Gary McMahon recently sent me a copy of Mark Morris's introduction for We Fade To Grey. It's a jolly fine intro that not only comments on the stories in the anthology but also delivers a quick history of the state of recent horror publishing.
More importantly he said some really nice things about my story 'Bliss', describing it as "deliriously bonkers ... a fast-paced romp that manages to walk a fine line between gruesomely shocking and blackly funny ... a powerful and inventive tale."

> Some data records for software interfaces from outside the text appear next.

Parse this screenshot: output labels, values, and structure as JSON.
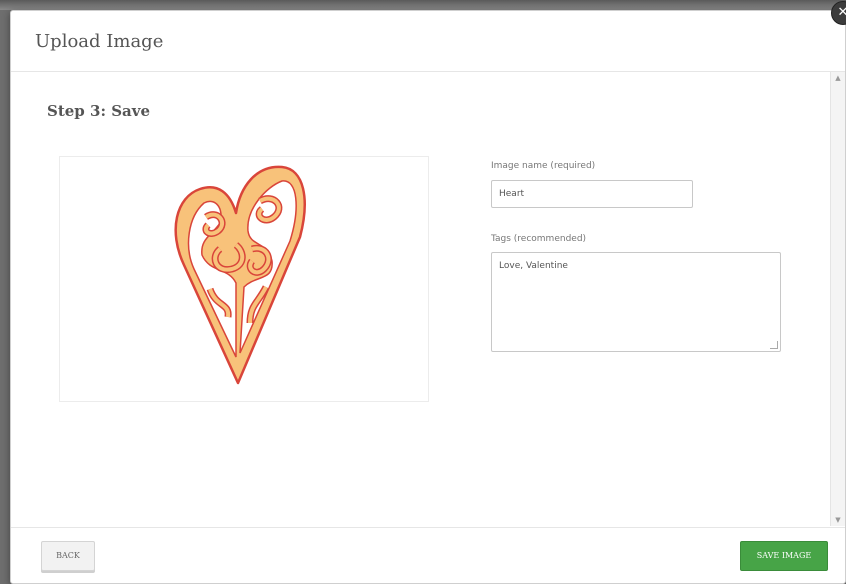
{
  "modal": {
    "title": "Upload Image",
    "close_icon": "close-icon"
  },
  "step": {
    "title": "Step 3: Save"
  },
  "preview": {
    "icon": "heart-image",
    "fill_color": "#f8c27a",
    "stroke_color": "#d9453a"
  },
  "form": {
    "name_label": "Image name (required)",
    "name_value": "Heart",
    "tags_label": "Tags (recommended)",
    "tags_value": "Love, Valentine"
  },
  "footer": {
    "back_label": "BACK",
    "save_label": "SAVE IMAGE",
    "save_color": "#47a447"
  }
}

Now I don't want to brag but he obviously thinks my story is the best in the anthology. Not only that but he thinks all the other contributors are talentless hacks who should never have been allowed to appear in the same book as a literary genius such as myself. But diplomacy forces him to compliment their stories no matter how awful they are. So he grudgingly admits that 'The Narrows' by Simon Bestwick is "a brooding, claustrophobic tale which accesses some of our most primal fears" and 'The Mill' by Mark West is "a beautiful story" and 'The Pumping Station' by Paul Finch is "a tough and uncompromising tale." Although he's clearly lying through his teeth when he calls 'Heads' by Gary McMahon "a well-constructed and satisfying tale."

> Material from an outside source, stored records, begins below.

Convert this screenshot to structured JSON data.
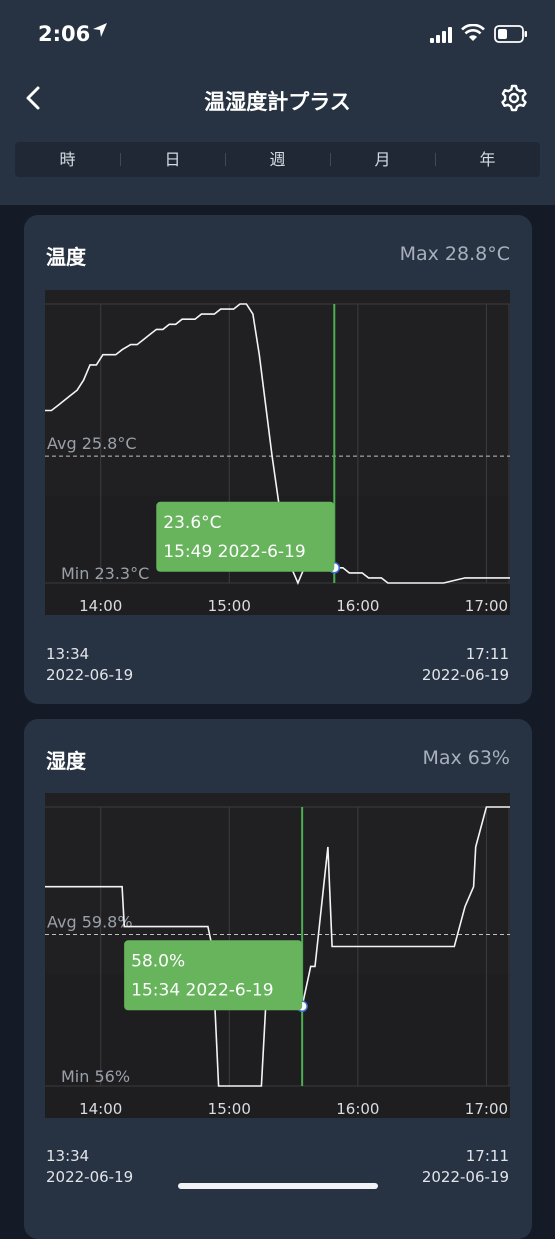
{
  "status_bar": {
    "time": "2:06"
  },
  "header": {
    "title": "温湿度計プラス"
  },
  "tabs": [
    "時",
    "日",
    "週",
    "月",
    "年"
  ],
  "cards": [
    {
      "title": "温度",
      "max_label": "Max 28.8°C",
      "avg_label": "Avg 25.8°C",
      "min_label": "Min 23.3°C",
      "tooltip": {
        "value": "23.6°C",
        "time": "15:49 2022-6-19"
      },
      "range_start": {
        "time": "13:34",
        "date": "2022-06-19"
      },
      "range_end": {
        "time": "17:11",
        "date": "2022-06-19"
      }
    },
    {
      "title": "湿度",
      "max_label": "Max 63%",
      "avg_label": "Avg 59.8%",
      "min_label": "Min 56%",
      "tooltip": {
        "value": "58.0%",
        "time": "15:34 2022-6-19"
      },
      "range_start": {
        "time": "13:34",
        "date": "2022-06-19"
      },
      "range_end": {
        "time": "17:11",
        "date": "2022-06-19"
      }
    }
  ],
  "chart_data": [
    {
      "type": "line",
      "ylim": [
        23.3,
        28.8
      ],
      "avg": 25.8,
      "highlight_x": "15:49",
      "highlight_y": 23.6,
      "xticks": [
        "14:00",
        "15:00",
        "16:00",
        "17:00"
      ],
      "x": [
        "13:34",
        "13:37",
        "13:40",
        "13:43",
        "13:46",
        "13:49",
        "13:52",
        "13:55",
        "13:58",
        "14:01",
        "14:04",
        "14:07",
        "14:10",
        "14:14",
        "14:17",
        "14:20",
        "14:23",
        "14:26",
        "14:29",
        "14:32",
        "14:35",
        "14:38",
        "14:41",
        "14:44",
        "14:47",
        "14:50",
        "14:53",
        "14:56",
        "14:59",
        "15:02",
        "15:05",
        "15:08",
        "15:11",
        "15:14",
        "15:17",
        "15:20",
        "15:23",
        "15:26",
        "15:29",
        "15:32",
        "15:35",
        "15:38",
        "15:41",
        "15:44",
        "15:47",
        "15:50",
        "15:53",
        "15:56",
        "15:59",
        "16:02",
        "16:05",
        "16:08",
        "16:11",
        "16:14",
        "16:17",
        "16:20",
        "16:30",
        "16:40",
        "16:50",
        "17:00",
        "17:11"
      ],
      "y": [
        26.7,
        26.7,
        26.8,
        26.9,
        27.0,
        27.1,
        27.3,
        27.6,
        27.6,
        27.8,
        27.8,
        27.8,
        27.9,
        28.0,
        28.0,
        28.1,
        28.2,
        28.3,
        28.3,
        28.4,
        28.4,
        28.5,
        28.5,
        28.5,
        28.6,
        28.6,
        28.6,
        28.7,
        28.7,
        28.7,
        28.8,
        28.8,
        28.6,
        27.8,
        26.8,
        25.8,
        24.9,
        24.1,
        23.6,
        23.3,
        23.6,
        23.8,
        23.8,
        23.7,
        23.6,
        23.6,
        23.6,
        23.5,
        23.5,
        23.5,
        23.4,
        23.4,
        23.4,
        23.3,
        23.3,
        23.3,
        23.3,
        23.3,
        23.4,
        23.4,
        23.4
      ]
    },
    {
      "type": "line",
      "ylim": [
        56,
        63
      ],
      "avg": 59.8,
      "highlight_x": "15:34",
      "highlight_y": 58.0,
      "xticks": [
        "14:00",
        "15:00",
        "16:00",
        "17:00"
      ],
      "x": [
        "13:34",
        "13:50",
        "14:10",
        "14:11",
        "14:25",
        "14:40",
        "14:50",
        "14:52",
        "14:55",
        "15:00",
        "15:05",
        "15:10",
        "15:15",
        "15:17",
        "15:25",
        "15:29",
        "15:34",
        "15:36",
        "15:38",
        "15:40",
        "15:42",
        "15:44",
        "15:46",
        "15:48",
        "15:51",
        "15:55",
        "16:05",
        "16:15",
        "16:25",
        "16:35",
        "16:45",
        "16:50",
        "16:54",
        "16:55",
        "17:00",
        "17:11"
      ],
      "y": [
        61.0,
        61.0,
        61.0,
        60.0,
        60.0,
        60.0,
        60.0,
        59.5,
        56.0,
        56.0,
        56.0,
        56.0,
        56.0,
        58.0,
        58.0,
        58.0,
        58.0,
        58.5,
        59.0,
        59.0,
        60.0,
        61.0,
        62.0,
        59.5,
        59.5,
        59.5,
        59.5,
        59.5,
        59.5,
        59.5,
        59.5,
        60.5,
        61.0,
        62.0,
        63.0,
        63.0
      ]
    }
  ]
}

Going above and beyond the call of duty Mark manages to continue his introduction by saying even more nice things about these poor excuses for stories. But when you buy the book the important thing to remember is that he's only praising these pathetic tales out of politeness. My story is the only one that he genuinely believes to be any good.